Feminist campaigners are being accused of secretly filming dancers in legal strip clubs in a bid to try and shut them down.
United Voices of the World, the strippers’ union, have condemned activists of the Women’s Equality Party who have said they will put other women out of work and deprive them of their livelihood if they succeed at shutting down regulated clubs.
The union said there have been a number of misguided attempts at rescuing them from sexual exploitation by sending in pretend male punters to film practices that may involve nudity and invade their privacy.
United Voices of the World trade representative Shiri Shalmy told talkRADIO’s Matthew Wright: “They have been filmed in a safe place, they’re not supposed to be filmed there and we know that now someone is holding footage of some of our members and strippers across the country, probably naked and they won’t give it back.

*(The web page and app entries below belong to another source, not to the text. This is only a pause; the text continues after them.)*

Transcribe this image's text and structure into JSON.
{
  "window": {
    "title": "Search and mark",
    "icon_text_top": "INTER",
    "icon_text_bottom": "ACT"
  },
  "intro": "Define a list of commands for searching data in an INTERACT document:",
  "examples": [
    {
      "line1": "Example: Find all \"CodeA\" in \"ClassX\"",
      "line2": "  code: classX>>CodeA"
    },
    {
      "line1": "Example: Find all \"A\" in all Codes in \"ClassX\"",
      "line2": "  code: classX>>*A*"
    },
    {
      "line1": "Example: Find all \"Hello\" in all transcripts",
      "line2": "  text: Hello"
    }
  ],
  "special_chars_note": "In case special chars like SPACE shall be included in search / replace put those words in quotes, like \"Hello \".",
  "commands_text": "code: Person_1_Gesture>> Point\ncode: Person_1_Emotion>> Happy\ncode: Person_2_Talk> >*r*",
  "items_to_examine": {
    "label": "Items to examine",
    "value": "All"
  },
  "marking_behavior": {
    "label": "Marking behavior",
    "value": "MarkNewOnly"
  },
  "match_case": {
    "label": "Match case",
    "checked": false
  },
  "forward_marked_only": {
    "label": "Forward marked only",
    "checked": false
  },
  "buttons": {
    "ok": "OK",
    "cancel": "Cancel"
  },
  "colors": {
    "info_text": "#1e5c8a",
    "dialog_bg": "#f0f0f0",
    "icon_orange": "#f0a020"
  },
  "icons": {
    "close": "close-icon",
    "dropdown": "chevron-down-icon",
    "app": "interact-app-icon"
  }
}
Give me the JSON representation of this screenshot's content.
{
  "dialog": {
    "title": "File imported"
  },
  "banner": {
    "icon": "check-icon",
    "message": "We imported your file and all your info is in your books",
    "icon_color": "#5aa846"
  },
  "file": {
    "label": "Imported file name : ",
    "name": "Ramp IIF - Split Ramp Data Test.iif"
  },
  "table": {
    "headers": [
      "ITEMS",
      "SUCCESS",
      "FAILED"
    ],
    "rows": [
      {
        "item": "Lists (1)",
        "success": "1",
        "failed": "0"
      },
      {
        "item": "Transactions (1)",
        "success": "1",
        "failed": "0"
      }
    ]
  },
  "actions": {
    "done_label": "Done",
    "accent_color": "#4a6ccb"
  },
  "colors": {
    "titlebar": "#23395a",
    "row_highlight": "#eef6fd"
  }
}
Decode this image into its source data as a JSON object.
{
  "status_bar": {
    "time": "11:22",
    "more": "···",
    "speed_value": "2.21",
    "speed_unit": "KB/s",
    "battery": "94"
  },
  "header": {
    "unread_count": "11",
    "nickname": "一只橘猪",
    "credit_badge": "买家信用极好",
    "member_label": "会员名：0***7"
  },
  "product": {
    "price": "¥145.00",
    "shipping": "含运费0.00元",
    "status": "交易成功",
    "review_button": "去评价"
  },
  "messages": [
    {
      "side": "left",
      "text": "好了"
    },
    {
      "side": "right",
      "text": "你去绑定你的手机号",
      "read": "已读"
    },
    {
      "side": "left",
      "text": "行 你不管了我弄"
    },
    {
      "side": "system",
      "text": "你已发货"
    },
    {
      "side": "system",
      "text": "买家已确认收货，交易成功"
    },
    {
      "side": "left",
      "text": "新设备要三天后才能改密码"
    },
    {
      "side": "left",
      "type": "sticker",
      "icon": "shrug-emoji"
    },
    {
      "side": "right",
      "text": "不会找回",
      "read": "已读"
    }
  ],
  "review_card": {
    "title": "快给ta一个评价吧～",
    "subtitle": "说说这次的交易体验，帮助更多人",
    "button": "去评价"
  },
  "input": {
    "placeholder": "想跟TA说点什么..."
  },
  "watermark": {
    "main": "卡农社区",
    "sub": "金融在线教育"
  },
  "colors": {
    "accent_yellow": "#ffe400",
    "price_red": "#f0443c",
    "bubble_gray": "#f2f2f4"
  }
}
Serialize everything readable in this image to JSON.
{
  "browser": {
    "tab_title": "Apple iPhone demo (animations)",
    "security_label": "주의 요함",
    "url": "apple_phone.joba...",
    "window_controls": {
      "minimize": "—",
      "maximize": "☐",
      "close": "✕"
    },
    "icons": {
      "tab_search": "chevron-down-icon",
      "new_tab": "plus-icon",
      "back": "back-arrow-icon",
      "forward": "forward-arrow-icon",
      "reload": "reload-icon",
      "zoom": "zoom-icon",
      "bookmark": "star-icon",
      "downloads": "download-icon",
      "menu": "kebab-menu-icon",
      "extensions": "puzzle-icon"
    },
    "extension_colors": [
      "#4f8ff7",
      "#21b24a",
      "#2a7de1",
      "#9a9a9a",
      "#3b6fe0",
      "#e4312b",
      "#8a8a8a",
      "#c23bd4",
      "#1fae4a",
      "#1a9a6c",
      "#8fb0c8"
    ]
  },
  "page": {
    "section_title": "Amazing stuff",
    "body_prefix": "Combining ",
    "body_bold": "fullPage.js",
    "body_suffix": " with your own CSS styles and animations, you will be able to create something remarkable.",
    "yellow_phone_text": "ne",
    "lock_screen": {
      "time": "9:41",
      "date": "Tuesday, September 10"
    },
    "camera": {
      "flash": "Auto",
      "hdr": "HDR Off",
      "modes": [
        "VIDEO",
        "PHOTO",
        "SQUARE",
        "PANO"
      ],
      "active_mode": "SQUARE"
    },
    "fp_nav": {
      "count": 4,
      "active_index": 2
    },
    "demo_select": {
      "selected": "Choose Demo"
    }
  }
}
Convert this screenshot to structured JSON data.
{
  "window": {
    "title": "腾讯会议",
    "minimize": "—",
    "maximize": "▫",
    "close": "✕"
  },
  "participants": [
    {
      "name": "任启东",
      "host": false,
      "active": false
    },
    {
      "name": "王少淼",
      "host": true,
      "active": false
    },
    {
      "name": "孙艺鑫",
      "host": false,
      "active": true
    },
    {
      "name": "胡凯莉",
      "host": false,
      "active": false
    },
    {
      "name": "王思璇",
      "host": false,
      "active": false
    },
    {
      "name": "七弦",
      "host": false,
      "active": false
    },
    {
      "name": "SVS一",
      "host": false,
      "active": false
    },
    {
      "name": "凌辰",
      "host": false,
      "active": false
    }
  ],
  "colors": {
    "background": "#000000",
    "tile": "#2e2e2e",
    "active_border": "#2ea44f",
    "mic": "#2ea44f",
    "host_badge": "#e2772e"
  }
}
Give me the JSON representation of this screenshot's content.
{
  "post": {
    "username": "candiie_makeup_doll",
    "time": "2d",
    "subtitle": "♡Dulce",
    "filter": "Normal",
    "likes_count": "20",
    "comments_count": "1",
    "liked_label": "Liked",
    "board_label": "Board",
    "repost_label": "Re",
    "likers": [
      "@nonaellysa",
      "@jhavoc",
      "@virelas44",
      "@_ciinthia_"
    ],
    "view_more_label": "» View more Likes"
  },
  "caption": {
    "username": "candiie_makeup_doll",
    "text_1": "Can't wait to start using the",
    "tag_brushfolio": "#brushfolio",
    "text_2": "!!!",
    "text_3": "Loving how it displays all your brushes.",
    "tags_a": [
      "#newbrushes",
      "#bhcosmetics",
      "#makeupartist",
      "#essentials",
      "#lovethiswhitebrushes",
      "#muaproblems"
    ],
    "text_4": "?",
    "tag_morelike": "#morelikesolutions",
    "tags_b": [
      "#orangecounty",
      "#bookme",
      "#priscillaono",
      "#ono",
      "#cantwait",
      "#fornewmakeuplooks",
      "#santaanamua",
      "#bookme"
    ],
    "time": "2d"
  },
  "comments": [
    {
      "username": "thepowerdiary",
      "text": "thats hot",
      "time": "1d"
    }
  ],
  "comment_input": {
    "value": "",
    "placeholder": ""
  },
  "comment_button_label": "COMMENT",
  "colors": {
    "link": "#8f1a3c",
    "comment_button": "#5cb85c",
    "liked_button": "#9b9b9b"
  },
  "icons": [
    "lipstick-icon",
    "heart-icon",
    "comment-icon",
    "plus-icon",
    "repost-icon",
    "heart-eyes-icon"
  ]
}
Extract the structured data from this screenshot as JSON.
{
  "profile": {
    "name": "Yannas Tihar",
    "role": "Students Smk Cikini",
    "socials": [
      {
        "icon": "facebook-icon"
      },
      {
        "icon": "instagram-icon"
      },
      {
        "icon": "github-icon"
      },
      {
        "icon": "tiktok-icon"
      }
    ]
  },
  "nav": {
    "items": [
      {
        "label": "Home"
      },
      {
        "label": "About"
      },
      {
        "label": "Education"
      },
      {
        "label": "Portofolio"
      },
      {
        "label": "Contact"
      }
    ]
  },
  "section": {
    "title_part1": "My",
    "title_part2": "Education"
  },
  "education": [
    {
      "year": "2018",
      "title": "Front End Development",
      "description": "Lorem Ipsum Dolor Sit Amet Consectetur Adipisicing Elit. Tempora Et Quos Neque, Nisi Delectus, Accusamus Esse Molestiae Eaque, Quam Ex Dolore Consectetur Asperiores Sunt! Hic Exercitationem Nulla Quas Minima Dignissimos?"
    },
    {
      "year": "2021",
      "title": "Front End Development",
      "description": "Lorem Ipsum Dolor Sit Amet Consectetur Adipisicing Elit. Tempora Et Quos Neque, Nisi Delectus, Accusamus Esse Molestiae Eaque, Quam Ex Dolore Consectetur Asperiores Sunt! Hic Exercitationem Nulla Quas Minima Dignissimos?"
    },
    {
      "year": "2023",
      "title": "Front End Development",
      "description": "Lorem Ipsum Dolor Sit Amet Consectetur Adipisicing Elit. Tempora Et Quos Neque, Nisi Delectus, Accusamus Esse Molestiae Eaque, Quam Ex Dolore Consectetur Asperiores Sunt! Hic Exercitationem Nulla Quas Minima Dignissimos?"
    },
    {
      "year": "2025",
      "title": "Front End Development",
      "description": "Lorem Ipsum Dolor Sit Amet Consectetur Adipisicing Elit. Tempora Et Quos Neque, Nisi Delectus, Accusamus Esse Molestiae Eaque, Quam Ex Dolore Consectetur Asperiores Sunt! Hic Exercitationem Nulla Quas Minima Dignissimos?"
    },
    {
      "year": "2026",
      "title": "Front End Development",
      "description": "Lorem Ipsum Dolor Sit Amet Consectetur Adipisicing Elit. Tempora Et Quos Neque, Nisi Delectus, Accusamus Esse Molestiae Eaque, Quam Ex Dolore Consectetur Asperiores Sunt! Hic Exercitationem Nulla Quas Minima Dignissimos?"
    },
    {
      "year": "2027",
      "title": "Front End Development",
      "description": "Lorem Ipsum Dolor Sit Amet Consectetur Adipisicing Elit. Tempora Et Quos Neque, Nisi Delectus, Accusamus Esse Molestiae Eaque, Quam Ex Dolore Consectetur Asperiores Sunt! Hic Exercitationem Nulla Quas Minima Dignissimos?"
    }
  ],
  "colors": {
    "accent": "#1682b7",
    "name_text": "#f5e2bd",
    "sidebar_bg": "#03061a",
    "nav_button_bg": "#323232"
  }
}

“The strippers would argue as feminists themselves they would expect to be asked for their own opinion; these are jobs that they have chosen.
“People come to see a performance, they don’t come to participate in a sexual act as they will go somewhere else for that and we know when legal places are closed this is also where women would go.”
Ms Shalmy added that closing down safe strip clubs with CCTV and more than adequate protection would push women towards un-regulated ones and further into jobs that are more risky and much less safe.
Sassy, a stripper who is using the profession to fund a law degree also told Matthew Wright: “I’ve been dancing for ten years and I’ve really enjoyed it, I work in an excellent job and I’ve travelled the world with them.
“I don’t understand why people are trying to judge me for my life choices and take away my livelihood, especially at a time when I’m funding my education and I’m going to be able to go out and help so many other women and people in the future.
“I am a massive feminist I’ve been blogging about the industry for ten years I’ve seen networks open up all over the world for people who are dancers, into burlesque or pole dancing and who feel that showing off their body whether for fitness money or as an empowering thing for them to do is positive.
Words by Wesley Hudson